TASK GOAL:
Which lines in the records below contain the word "menu"? Report each of them.

App and web page records:

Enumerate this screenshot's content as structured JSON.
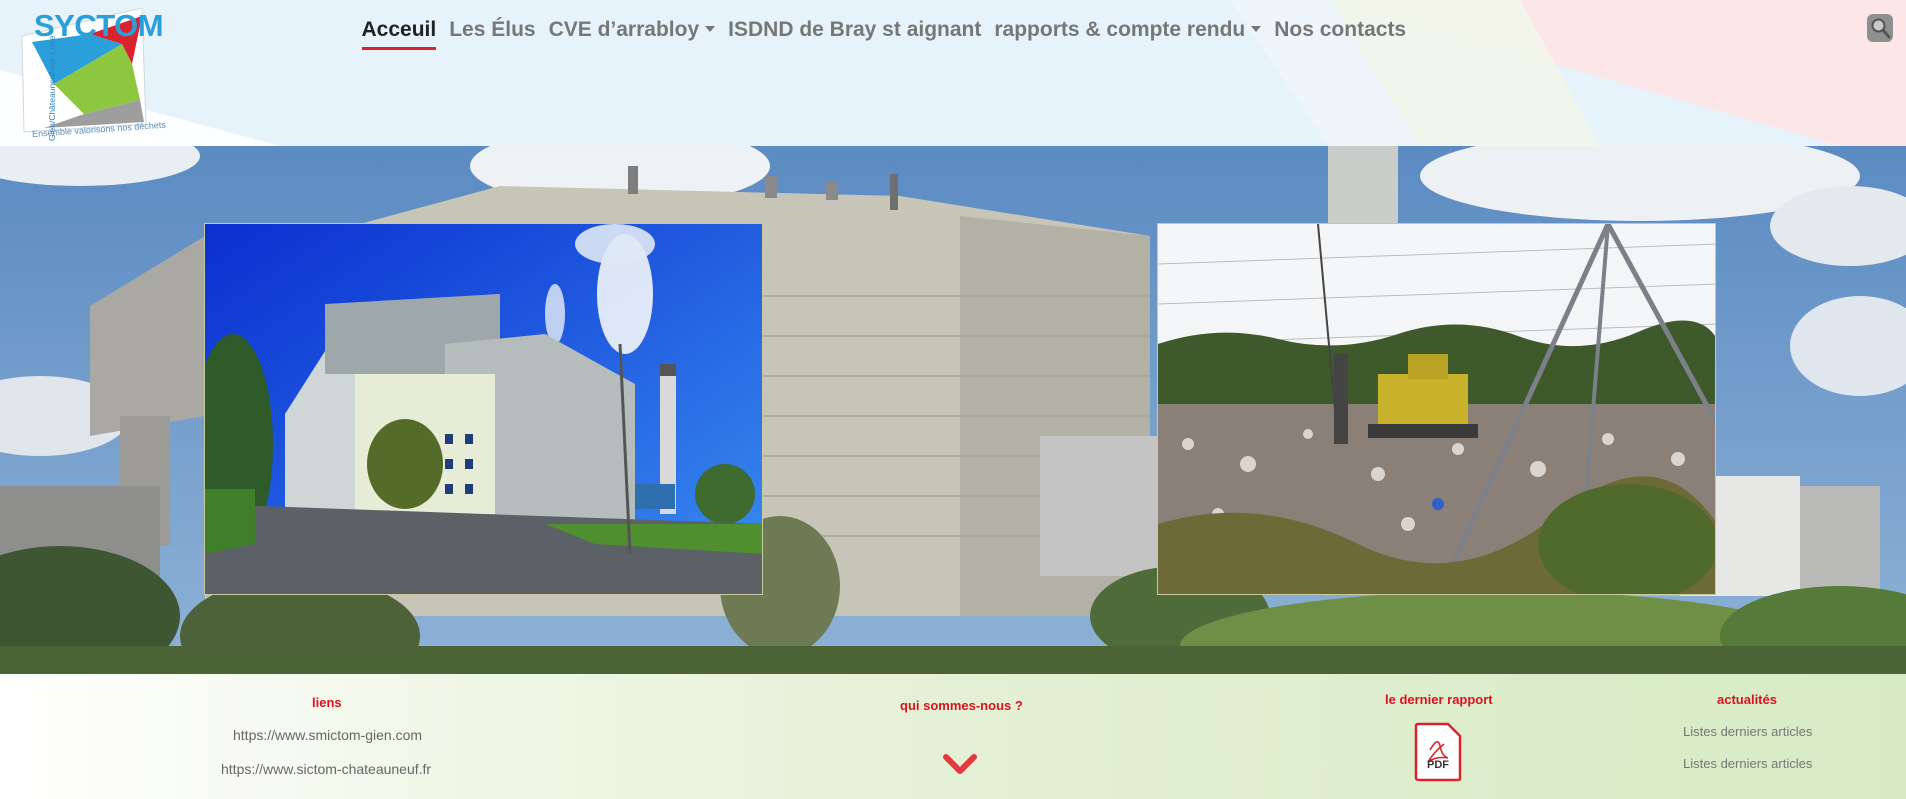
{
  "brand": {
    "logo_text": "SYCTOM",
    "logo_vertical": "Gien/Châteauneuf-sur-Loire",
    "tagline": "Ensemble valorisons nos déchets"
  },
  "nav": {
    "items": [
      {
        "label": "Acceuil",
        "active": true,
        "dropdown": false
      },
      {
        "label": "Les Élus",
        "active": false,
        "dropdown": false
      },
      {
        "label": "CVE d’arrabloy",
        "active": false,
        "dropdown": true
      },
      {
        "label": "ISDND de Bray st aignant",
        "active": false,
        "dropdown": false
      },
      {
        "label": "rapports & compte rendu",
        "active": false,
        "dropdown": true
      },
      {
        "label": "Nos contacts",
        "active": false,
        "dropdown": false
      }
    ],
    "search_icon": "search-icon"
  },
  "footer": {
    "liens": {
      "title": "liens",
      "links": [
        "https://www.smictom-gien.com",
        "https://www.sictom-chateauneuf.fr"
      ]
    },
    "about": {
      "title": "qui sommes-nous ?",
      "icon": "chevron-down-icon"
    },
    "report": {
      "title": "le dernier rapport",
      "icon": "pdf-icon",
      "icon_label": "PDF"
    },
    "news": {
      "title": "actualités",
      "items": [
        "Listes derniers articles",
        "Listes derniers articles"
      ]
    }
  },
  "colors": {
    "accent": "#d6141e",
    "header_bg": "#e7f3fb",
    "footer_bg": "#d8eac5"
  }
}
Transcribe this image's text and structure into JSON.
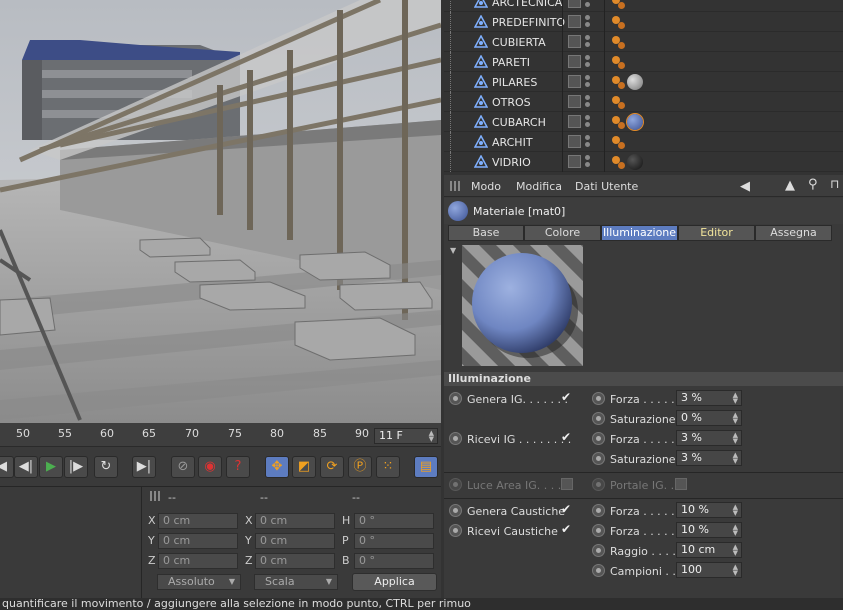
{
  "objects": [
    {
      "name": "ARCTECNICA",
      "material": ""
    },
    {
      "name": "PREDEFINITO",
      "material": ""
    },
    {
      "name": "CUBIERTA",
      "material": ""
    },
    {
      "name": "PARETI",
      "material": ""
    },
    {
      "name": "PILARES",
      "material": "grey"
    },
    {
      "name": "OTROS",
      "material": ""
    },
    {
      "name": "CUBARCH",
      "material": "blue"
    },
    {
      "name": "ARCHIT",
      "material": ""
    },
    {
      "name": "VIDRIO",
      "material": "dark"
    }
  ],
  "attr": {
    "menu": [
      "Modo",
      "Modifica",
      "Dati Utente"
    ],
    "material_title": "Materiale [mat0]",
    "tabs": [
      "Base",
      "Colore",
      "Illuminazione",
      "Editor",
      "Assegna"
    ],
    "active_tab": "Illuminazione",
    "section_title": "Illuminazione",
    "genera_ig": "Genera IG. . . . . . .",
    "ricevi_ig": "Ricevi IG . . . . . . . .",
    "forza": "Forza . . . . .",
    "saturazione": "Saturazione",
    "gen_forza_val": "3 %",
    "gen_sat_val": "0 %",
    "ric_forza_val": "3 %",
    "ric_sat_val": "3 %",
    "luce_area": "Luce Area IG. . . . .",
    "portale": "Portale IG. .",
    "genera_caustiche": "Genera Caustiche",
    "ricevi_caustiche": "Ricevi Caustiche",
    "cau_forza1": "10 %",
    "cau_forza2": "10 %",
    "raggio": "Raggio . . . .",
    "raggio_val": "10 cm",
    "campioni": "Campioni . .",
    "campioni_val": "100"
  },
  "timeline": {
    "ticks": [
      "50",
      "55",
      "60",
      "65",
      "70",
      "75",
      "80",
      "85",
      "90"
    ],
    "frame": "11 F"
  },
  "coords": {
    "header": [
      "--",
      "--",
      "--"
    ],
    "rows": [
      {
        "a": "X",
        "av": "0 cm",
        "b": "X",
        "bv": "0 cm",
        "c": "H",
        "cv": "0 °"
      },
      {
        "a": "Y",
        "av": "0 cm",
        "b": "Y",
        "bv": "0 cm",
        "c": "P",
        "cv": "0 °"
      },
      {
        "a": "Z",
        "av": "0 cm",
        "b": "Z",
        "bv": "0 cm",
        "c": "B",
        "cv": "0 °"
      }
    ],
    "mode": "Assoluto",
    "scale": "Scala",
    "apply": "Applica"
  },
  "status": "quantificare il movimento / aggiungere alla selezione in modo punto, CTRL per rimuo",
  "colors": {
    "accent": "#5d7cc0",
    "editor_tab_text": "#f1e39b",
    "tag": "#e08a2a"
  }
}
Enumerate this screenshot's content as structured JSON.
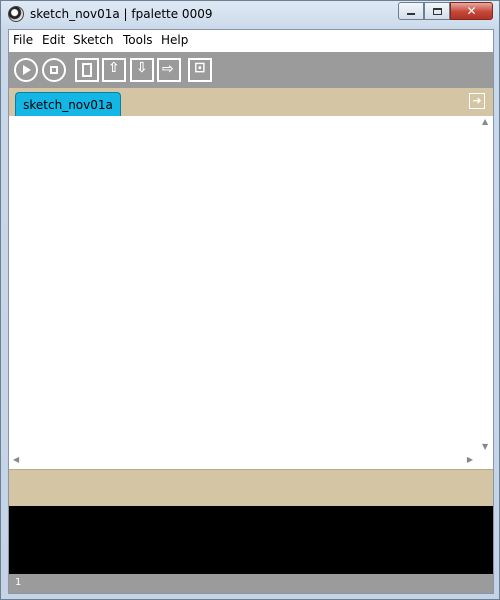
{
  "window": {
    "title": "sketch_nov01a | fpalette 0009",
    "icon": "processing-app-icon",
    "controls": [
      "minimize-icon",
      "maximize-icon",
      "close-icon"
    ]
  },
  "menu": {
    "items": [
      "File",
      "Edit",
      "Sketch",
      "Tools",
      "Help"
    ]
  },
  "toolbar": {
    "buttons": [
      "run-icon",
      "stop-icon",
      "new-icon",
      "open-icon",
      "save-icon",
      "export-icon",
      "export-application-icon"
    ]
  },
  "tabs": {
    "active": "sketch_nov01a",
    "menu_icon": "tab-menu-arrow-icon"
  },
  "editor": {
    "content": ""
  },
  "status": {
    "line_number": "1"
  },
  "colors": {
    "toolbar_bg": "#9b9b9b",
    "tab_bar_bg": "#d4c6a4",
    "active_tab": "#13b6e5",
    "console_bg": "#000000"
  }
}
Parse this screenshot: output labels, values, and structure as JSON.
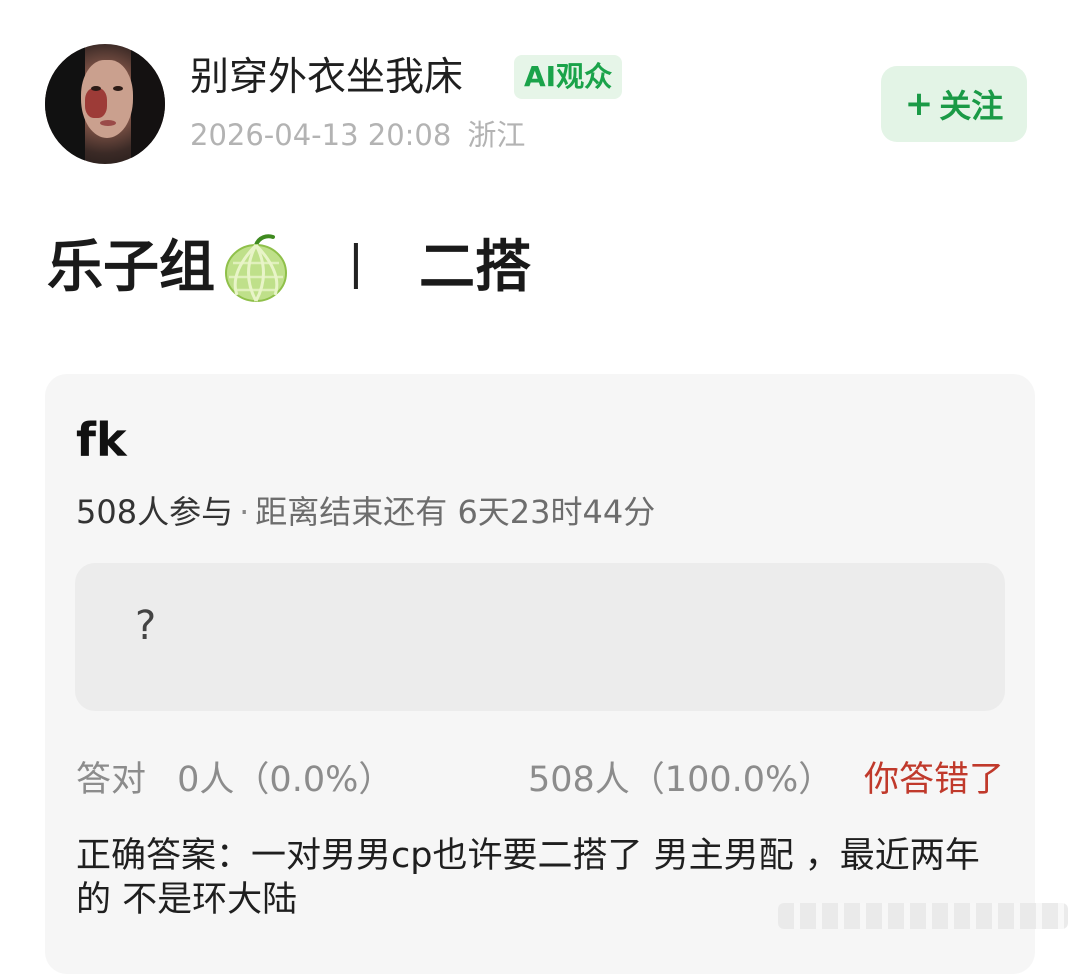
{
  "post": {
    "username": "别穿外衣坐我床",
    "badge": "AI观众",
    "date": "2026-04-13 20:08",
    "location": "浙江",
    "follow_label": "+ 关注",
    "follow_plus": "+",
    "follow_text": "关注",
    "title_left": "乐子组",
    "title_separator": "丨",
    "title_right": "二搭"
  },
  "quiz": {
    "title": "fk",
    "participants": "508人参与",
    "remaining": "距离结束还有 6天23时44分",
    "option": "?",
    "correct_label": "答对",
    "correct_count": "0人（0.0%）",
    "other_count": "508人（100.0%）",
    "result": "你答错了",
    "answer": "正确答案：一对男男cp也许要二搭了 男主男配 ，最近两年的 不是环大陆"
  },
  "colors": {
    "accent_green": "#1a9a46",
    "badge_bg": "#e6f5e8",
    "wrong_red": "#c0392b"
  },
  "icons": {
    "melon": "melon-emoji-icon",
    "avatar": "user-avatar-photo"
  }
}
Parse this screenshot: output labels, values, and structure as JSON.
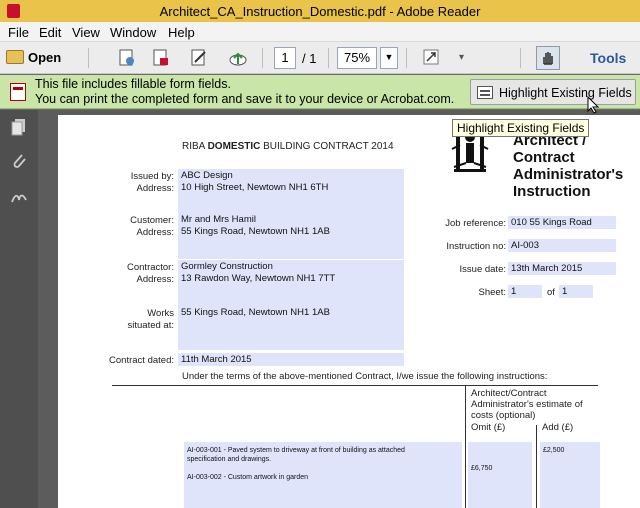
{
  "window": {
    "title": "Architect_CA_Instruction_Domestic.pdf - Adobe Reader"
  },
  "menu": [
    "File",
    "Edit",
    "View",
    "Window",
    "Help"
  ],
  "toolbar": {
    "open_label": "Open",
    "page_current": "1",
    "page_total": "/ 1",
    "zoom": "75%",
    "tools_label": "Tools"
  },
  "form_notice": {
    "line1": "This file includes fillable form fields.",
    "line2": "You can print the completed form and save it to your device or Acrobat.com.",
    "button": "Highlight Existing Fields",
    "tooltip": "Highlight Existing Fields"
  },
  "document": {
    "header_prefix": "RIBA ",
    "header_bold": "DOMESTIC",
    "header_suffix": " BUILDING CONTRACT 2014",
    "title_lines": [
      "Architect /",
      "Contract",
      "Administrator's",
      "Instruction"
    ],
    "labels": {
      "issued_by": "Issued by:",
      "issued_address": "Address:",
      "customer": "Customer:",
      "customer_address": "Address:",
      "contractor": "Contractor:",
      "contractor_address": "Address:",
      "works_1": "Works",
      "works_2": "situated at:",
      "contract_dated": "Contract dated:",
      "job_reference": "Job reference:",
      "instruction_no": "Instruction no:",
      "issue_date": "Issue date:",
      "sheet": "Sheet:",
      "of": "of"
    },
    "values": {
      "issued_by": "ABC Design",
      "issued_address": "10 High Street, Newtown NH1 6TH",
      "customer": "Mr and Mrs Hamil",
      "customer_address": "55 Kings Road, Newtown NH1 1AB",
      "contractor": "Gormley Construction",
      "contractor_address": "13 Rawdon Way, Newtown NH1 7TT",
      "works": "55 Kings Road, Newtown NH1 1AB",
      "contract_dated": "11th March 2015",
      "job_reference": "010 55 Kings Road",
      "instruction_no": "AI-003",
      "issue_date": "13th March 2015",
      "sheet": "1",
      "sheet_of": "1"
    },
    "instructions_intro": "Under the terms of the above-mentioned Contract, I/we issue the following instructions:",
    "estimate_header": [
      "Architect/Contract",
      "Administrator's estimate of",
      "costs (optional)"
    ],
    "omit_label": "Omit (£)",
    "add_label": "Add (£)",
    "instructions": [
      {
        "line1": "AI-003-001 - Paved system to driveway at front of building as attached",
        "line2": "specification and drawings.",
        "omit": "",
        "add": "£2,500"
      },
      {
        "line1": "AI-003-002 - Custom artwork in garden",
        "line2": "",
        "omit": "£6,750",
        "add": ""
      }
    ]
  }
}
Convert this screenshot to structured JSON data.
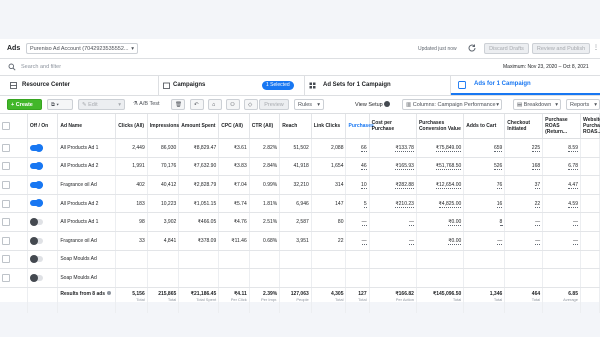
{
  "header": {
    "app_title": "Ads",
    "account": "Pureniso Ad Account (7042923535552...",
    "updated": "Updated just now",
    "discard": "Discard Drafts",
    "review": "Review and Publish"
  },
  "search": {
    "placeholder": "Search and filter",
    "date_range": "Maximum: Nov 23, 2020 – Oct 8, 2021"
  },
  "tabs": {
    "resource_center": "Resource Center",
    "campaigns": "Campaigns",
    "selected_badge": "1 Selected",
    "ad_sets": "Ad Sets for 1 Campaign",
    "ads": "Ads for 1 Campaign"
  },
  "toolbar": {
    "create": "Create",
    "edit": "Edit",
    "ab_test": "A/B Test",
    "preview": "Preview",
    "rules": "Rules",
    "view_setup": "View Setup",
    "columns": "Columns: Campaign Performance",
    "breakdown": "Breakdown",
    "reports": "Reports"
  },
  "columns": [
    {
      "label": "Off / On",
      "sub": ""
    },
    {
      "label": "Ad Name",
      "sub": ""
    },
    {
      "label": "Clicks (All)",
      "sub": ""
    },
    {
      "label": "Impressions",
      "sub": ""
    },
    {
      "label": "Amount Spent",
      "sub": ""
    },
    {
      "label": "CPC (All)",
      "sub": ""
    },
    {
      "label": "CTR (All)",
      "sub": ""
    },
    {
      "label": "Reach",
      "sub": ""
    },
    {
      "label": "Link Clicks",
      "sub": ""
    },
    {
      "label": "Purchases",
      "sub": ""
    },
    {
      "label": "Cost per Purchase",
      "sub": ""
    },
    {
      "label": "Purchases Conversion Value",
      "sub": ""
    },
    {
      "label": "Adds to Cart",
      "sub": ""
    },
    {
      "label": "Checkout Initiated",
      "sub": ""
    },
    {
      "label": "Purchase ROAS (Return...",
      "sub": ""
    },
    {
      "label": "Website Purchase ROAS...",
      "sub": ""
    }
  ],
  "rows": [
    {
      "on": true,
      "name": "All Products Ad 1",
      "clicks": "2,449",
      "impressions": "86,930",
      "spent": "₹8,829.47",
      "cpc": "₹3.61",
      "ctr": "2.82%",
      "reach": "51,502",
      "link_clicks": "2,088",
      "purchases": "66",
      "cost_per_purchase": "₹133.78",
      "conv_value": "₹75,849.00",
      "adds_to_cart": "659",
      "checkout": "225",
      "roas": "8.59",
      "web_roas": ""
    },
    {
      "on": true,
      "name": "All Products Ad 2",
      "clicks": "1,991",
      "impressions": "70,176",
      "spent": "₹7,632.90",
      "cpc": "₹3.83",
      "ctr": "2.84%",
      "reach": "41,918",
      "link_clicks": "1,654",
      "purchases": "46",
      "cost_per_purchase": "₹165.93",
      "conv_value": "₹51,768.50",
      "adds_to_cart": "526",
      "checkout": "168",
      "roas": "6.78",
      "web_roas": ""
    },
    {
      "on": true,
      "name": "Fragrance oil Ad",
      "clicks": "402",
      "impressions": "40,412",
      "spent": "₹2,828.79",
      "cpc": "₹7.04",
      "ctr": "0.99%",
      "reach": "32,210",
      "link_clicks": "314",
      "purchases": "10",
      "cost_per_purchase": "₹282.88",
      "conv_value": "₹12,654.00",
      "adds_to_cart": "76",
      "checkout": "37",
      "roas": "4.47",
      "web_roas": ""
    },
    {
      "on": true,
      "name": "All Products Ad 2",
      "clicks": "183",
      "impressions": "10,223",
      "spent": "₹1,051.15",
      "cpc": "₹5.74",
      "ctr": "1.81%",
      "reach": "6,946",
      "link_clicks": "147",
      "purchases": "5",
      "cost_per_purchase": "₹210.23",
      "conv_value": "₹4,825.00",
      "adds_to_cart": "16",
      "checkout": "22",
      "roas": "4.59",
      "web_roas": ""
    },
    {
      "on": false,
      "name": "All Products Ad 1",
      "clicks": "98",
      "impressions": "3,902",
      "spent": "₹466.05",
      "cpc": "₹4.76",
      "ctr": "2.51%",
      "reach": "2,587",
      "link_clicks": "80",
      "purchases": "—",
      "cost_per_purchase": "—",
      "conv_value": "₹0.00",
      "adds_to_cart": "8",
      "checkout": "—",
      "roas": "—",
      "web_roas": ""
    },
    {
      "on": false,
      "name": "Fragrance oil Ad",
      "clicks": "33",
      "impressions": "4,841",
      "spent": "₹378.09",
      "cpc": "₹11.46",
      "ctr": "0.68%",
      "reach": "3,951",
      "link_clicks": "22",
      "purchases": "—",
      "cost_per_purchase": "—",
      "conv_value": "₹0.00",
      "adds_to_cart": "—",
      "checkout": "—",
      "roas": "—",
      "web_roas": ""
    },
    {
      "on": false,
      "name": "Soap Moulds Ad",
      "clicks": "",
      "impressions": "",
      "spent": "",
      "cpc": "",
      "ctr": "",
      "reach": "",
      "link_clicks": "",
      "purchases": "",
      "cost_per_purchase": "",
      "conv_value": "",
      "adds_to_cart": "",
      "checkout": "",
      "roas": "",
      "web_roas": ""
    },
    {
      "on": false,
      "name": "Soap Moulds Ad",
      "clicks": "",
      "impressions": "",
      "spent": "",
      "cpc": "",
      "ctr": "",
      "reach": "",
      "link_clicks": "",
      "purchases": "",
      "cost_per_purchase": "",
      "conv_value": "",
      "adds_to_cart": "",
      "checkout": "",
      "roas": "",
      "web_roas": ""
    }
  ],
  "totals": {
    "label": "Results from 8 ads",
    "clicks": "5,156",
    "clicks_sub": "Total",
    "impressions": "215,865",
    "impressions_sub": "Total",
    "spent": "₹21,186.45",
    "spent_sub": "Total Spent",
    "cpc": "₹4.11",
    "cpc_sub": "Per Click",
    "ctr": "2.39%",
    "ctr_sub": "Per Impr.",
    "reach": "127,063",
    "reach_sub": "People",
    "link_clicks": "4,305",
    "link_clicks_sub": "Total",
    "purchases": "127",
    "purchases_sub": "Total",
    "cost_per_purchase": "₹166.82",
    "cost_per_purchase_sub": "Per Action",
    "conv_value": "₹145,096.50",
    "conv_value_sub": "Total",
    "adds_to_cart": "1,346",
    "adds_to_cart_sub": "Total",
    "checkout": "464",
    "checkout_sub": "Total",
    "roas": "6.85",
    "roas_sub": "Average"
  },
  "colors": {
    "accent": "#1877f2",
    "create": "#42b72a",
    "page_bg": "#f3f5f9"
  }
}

OUTPUT FOR THIS EXERCISE:
    "menu": [
  "menu": {
    "menu_icon": "tab-menu-arrow-icon"
  "menu": [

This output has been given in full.